Exercise:
Your reply should be only the number of lines in the records that contain the word "Среднее".

[Data items]
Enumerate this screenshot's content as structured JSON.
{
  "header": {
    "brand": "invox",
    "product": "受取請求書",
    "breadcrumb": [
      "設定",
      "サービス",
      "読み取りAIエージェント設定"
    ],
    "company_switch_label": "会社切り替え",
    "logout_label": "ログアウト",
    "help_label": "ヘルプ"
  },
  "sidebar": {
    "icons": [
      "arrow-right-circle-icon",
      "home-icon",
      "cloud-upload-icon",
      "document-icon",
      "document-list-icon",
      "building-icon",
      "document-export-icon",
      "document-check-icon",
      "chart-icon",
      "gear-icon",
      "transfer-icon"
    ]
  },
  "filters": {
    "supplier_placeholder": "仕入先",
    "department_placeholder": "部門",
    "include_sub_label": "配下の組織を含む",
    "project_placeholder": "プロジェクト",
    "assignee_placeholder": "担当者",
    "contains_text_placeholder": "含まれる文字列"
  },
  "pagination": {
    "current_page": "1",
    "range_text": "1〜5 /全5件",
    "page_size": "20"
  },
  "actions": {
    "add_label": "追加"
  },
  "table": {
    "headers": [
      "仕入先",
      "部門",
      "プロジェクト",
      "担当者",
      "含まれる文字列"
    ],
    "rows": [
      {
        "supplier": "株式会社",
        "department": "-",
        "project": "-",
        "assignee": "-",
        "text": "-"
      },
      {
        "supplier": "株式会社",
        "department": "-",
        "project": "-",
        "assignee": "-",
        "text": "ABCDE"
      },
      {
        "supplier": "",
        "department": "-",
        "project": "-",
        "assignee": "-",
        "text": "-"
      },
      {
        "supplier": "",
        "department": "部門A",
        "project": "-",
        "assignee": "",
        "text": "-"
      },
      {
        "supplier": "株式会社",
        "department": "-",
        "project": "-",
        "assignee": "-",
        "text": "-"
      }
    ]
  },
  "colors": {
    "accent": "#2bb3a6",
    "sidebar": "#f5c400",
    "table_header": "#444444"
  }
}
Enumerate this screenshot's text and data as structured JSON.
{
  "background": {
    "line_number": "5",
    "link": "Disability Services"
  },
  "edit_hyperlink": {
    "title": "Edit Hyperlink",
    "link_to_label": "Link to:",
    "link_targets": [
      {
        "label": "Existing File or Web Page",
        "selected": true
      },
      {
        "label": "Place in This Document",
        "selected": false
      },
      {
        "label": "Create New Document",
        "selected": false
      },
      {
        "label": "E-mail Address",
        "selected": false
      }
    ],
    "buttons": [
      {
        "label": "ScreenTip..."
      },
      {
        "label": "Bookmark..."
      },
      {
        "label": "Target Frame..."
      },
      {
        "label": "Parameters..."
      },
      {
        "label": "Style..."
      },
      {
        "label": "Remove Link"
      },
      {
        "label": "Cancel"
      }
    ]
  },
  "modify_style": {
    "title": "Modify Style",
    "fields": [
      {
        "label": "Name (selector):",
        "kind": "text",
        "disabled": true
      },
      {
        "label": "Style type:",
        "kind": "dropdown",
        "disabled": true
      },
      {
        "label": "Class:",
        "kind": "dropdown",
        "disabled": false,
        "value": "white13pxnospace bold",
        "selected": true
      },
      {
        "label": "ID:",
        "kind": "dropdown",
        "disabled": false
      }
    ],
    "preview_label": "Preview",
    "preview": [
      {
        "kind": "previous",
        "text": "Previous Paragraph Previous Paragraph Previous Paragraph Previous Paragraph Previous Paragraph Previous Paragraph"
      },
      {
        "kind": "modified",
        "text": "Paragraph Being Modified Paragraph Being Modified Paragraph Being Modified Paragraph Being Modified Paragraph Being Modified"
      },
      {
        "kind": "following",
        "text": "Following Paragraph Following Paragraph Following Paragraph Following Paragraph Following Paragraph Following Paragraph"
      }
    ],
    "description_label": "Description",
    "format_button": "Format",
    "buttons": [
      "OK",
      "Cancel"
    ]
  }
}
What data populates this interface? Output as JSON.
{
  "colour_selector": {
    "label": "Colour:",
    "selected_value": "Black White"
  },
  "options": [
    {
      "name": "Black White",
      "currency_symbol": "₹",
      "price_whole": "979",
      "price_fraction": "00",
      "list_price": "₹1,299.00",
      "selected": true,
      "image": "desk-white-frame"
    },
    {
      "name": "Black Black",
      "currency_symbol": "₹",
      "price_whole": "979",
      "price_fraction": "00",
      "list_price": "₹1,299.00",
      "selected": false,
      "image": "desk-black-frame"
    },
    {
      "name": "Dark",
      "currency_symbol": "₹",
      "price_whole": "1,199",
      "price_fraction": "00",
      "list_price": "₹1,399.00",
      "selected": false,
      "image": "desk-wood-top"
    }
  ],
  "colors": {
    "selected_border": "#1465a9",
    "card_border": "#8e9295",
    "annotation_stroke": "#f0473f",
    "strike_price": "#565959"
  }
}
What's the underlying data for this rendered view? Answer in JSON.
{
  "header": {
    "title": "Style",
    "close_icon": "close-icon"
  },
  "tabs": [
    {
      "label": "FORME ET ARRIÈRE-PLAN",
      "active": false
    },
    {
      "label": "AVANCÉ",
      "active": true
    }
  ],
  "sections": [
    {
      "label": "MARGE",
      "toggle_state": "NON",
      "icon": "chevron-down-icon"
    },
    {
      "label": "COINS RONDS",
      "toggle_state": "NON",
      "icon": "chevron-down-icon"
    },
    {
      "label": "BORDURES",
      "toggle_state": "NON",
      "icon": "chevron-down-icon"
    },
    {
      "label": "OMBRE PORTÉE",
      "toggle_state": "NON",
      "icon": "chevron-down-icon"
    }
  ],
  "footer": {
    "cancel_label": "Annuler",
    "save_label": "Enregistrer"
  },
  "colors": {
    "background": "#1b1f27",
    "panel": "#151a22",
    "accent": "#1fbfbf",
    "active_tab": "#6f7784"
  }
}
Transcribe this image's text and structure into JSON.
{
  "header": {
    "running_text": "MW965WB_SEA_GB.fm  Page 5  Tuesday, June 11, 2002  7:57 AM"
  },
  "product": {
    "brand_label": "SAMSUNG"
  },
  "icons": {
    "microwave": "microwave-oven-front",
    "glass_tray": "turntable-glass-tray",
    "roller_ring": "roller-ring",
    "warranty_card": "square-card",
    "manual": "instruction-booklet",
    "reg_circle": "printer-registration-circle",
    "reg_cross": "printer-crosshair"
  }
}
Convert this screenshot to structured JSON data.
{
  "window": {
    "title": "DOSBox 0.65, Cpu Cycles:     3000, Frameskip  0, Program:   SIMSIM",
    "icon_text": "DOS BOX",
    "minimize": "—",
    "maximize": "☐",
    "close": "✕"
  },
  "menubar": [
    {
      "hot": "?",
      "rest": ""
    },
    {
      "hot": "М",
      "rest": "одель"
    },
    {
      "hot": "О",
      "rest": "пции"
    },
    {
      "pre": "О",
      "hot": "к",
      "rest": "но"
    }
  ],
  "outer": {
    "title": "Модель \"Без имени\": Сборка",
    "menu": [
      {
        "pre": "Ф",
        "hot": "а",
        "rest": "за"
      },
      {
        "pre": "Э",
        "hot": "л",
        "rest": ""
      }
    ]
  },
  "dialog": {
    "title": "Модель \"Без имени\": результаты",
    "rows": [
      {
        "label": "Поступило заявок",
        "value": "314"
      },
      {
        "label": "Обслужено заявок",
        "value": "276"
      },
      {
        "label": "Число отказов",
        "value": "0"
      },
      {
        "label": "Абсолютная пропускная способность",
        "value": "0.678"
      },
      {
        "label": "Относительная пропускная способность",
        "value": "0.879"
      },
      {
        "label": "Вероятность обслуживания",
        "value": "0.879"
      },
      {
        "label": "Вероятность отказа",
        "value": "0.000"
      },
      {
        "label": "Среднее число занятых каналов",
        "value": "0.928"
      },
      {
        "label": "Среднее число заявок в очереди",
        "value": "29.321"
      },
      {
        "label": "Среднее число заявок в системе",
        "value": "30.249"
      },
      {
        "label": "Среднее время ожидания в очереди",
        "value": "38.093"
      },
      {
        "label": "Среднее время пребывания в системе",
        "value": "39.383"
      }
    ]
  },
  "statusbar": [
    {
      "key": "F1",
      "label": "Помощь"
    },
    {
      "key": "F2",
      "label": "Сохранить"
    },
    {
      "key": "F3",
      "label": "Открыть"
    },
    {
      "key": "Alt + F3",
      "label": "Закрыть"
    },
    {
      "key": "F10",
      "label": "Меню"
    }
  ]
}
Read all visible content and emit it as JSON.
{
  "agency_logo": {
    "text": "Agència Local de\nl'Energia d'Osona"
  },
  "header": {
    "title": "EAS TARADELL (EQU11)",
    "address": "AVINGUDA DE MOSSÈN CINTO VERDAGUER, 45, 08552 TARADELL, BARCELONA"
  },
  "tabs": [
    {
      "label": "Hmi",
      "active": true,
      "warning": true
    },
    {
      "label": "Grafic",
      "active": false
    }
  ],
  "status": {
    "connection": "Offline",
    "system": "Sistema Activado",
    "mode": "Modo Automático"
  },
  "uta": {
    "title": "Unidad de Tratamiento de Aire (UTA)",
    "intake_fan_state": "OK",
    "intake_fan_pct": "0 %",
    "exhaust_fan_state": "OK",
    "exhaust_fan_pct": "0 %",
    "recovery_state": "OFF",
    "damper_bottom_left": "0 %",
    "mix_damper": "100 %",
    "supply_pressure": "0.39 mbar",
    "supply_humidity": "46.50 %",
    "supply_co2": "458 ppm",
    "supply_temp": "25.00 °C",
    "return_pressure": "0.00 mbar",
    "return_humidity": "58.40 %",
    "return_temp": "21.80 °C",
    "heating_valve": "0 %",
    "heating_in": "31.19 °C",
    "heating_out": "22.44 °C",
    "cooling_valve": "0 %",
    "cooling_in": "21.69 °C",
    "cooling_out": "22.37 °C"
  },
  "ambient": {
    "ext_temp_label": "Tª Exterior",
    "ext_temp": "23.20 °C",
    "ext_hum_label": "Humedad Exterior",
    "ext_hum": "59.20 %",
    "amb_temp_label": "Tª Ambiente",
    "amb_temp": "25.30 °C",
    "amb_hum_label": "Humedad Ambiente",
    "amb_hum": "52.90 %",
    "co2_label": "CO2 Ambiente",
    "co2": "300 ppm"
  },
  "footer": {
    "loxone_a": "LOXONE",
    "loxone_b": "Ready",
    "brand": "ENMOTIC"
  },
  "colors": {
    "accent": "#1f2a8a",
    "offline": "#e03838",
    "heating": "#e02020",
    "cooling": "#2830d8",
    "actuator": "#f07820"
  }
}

Solution to this problem:
5